Loosely adapted from the graphic novel by Mark Millar and J.G. Jones, this takes the simple premise of a secret order of assasins inviting an office-bound despondent young man with untapped potential into their fold. Directed by Timur Bekmambetov (helmer of the extraordinarilarly successful 'Day and Night Watch' (Nochnoy/Dnevnoy Dozor)) this is distinctly a post-Matrix action movie, but, rather fortunately, unlike most recent action cinema this has the good sense to not centre itself around effects that may pass a slight resemblence to 'bullet-time'. Instead it slips its little digital flourishes in to punctuate action scenes and often allows the sudden slo-mo diversions to come laden with a smart, comic twist.
James MacAvoy steps up to the challenge of shouldering a Hollywood blockbuster considerably, creating a journey for his character - Wesley Gibson - that manages to be both emotionally engaging and physically transformative. Comparing the meek, stressed out sap from the film's opening to the well-toned assassin of later scenes could provide spot-the-difference fans with many hours of happy circling. Beyond providing great turns in such fare as 'Bright Young Things' and 'Atonement', MacAvoy shows here he has the chops to hold his own against - and often tower above - the current crop of rather bland action stars. He also brings a level of enthusiasm to the character as he is thrust into this ludicrous blood-soaked world that - rather than alienate the audience with his proclamations of 'I am the man!' - lures them cunningly into the same giddy, silly mindset of the film.
Bekmambetov's real smart choice here is to not take this film too seriously, much like how the Watch films were enlivened by imaginative quirks like subtitles that interacted with the film, here the details and gags throughout are the kind of laugh-out-loud, popcorn-splutterers that Hollywood summer fare has sorely lacked since the heyday of big, brash Jerry Bruckheimer flicks ('The Rock' and 'Con Air' being notable choices) and, even moreso, the relentlessly lunatic blockbusters of the 1980s. It is also of some sick glee to point out that this film is quite unashamedly an 18 certificate, and that slaps a big happy smile onto the face of this reviewer; with - most recently - 'Die Hard 4.0' being a hideously toned down 12A it is a huge wave of relief to get an action movie that doesn't pull its punches, or its stabbings, shootings, kicks to the face, car crashes, explosions, swear-words, etc.

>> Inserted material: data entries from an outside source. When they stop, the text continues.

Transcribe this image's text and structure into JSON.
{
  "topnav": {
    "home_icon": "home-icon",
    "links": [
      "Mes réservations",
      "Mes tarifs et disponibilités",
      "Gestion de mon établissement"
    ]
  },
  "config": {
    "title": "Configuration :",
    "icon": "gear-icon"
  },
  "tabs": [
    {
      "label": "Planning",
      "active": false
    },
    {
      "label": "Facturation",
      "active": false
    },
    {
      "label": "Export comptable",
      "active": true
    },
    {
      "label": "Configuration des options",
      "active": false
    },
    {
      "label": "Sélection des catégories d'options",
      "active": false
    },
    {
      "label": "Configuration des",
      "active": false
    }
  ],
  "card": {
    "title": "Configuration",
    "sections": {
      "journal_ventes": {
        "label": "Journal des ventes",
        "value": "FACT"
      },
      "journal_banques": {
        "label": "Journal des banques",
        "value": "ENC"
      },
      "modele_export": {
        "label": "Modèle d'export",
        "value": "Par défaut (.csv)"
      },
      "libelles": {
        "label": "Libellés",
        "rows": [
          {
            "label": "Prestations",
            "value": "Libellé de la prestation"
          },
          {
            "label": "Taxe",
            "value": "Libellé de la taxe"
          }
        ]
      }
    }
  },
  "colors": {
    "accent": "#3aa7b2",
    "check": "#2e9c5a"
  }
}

In fact the film revels in, without glorifying, every perfectly placed bulletwound, not for the sake of showing off a nasty little computer image, but for the sake of making an action beat work. The real evolutionary leap here in Bekmambetov's direction is that his set-pieces step up and can stand proudly alongside the likes of a James ('The Terminator') Cameron or Steven Spielberg sequence in their sense of pacing and escalation. These are action sequences that last, they don't flit by in the blink of an eye, and the film builds to them with careful orchestration allowing the movie's stuntwork to roll like a snowball down a hillside, increasing in size, scope and invention at just the right speed so that the audience is willing to go along with whatever death-defying feat occurs.
This is exactly the kind of film that the summer has been begging out for, and will sit proudly alongside such funny, imaginative, lively and exciting fare as 'Crank' when the votes are counted and people reflect upon the great action cinema of the early 21st century. It is not perfect, but with most Hollywood product becoming increasingly squeamish, over-hyped and dissapointing this - like MacAvoy's Wesley Gibson - is the true underdog brimming with a humongous ammount of potential, and once it rips free of its shackles and gets going you can't help but be swept along by a really fun ride.